"""
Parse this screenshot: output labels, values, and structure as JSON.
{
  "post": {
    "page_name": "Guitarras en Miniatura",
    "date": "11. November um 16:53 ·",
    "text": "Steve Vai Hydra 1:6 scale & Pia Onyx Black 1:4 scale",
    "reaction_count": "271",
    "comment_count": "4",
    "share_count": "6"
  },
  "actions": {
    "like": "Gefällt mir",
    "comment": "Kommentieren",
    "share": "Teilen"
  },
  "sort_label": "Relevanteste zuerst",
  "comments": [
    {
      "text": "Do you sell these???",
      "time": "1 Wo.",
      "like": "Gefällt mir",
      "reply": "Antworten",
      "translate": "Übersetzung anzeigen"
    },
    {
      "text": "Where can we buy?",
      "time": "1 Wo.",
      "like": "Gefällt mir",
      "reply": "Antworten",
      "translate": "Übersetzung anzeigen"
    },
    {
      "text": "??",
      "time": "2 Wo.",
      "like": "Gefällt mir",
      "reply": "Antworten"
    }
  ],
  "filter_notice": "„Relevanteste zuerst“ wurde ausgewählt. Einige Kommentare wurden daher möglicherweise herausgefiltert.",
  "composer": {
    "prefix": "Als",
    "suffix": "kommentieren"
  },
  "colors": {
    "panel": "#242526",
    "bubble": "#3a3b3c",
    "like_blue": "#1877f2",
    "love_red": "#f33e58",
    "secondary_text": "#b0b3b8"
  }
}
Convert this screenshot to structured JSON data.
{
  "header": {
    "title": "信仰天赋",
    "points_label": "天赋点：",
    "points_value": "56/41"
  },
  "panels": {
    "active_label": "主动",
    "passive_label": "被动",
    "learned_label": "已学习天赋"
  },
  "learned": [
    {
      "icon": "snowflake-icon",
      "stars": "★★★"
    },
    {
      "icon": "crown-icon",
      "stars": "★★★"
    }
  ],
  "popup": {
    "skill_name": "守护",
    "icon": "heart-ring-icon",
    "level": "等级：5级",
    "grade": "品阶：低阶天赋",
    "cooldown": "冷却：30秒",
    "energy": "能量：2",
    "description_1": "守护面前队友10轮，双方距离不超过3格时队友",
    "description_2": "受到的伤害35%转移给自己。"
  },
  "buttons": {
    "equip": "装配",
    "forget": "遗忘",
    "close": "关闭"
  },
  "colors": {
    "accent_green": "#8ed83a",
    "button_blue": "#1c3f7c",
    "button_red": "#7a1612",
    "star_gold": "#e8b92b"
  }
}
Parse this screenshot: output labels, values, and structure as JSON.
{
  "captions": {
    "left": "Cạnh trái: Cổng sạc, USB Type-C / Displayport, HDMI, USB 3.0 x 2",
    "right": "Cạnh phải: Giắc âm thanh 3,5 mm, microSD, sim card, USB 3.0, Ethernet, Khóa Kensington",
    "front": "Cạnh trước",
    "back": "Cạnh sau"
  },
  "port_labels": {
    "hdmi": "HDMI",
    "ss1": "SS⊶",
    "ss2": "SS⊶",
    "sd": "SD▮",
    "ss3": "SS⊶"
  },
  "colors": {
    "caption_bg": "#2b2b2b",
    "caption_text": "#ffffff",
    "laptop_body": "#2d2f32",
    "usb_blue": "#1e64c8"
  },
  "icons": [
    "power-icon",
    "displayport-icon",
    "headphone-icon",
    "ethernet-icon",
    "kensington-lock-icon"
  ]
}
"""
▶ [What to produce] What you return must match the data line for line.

▶ [Exercise answer]
Parse this screenshot: output labels, values, and structure as JSON.
{
  "post": {
    "page_name": "Guitarras en Miniatura",
    "date": "11. November um 16:53 ·",
    "text": "Steve Vai Hydra 1:6 scale & Pia Onyx Black 1:4 scale",
    "reaction_count": "271",
    "comment_count": "4",
    "share_count": "6"
  },
  "actions": {
    "like": "Gefällt mir",
    "comment": "Kommentieren",
    "share": "Teilen"
  },
  "sort_label": "Relevanteste zuerst",
  "comments": [
    {
      "text": "Do you sell these???",
      "time": "1 Wo.",
      "like": "Gefällt mir",
      "reply": "Antworten",
      "translate": "Übersetzung anzeigen"
    },
    {
      "text": "Where can we buy?",
      "time": "1 Wo.",
      "like": "Gefällt mir",
      "reply": "Antworten",
      "translate": "Übersetzung anzeigen"
    },
    {
      "text": "??",
      "time": "2 Wo.",
      "like": "Gefällt mir",
      "reply": "Antworten"
    }
  ],
  "filter_notice": "„Relevanteste zuerst“ wurde ausgewählt. Einige Kommentare wurden daher möglicherweise herausgefiltert.",
  "composer": {
    "prefix": "Als",
    "suffix": "kommentieren"
  },
  "colors": {
    "panel": "#242526",
    "bubble": "#3a3b3c",
    "like_blue": "#1877f2",
    "love_red": "#f33e58",
    "secondary_text": "#b0b3b8"
  }
}
Convert this screenshot to structured JSON data.
{
  "header": {
    "title": "信仰天赋",
    "points_label": "天赋点：",
    "points_value": "56/41"
  },
  "panels": {
    "active_label": "主动",
    "passive_label": "被动",
    "learned_label": "已学习天赋"
  },
  "learned": [
    {
      "icon": "snowflake-icon",
      "stars": "★★★"
    },
    {
      "icon": "crown-icon",
      "stars": "★★★"
    }
  ],
  "popup": {
    "skill_name": "守护",
    "icon": "heart-ring-icon",
    "level": "等级：5级",
    "grade": "品阶：低阶天赋",
    "cooldown": "冷却：30秒",
    "energy": "能量：2",
    "description_1": "守护面前队友10轮，双方距离不超过3格时队友",
    "description_2": "受到的伤害35%转移给自己。"
  },
  "buttons": {
    "equip": "装配",
    "forget": "遗忘",
    "close": "关闭"
  },
  "colors": {
    "accent_green": "#8ed83a",
    "button_blue": "#1c3f7c",
    "button_red": "#7a1612",
    "star_gold": "#e8b92b"
  }
}
Parse this screenshot: output labels, values, and structure as JSON.
{
  "captions": {
    "left": "Cạnh trái: Cổng sạc, USB Type-C / Displayport, HDMI, USB 3.0 x 2",
    "right": "Cạnh phải: Giắc âm thanh 3,5 mm, microSD, sim card, USB 3.0, Ethernet, Khóa Kensington",
    "front": "Cạnh trước",
    "back": "Cạnh sau"
  },
  "port_labels": {
    "hdmi": "HDMI",
    "ss1": "SS⊶",
    "ss2": "SS⊶",
    "sd": "SD▮",
    "ss3": "SS⊶"
  },
  "colors": {
    "caption_bg": "#2b2b2b",
    "caption_text": "#ffffff",
    "laptop_body": "#2d2f32",
    "usb_blue": "#1e64c8"
  },
  "icons": [
    "power-icon",
    "displayport-icon",
    "headphone-icon",
    "ethernet-icon",
    "kensington-lock-icon"
  ]
}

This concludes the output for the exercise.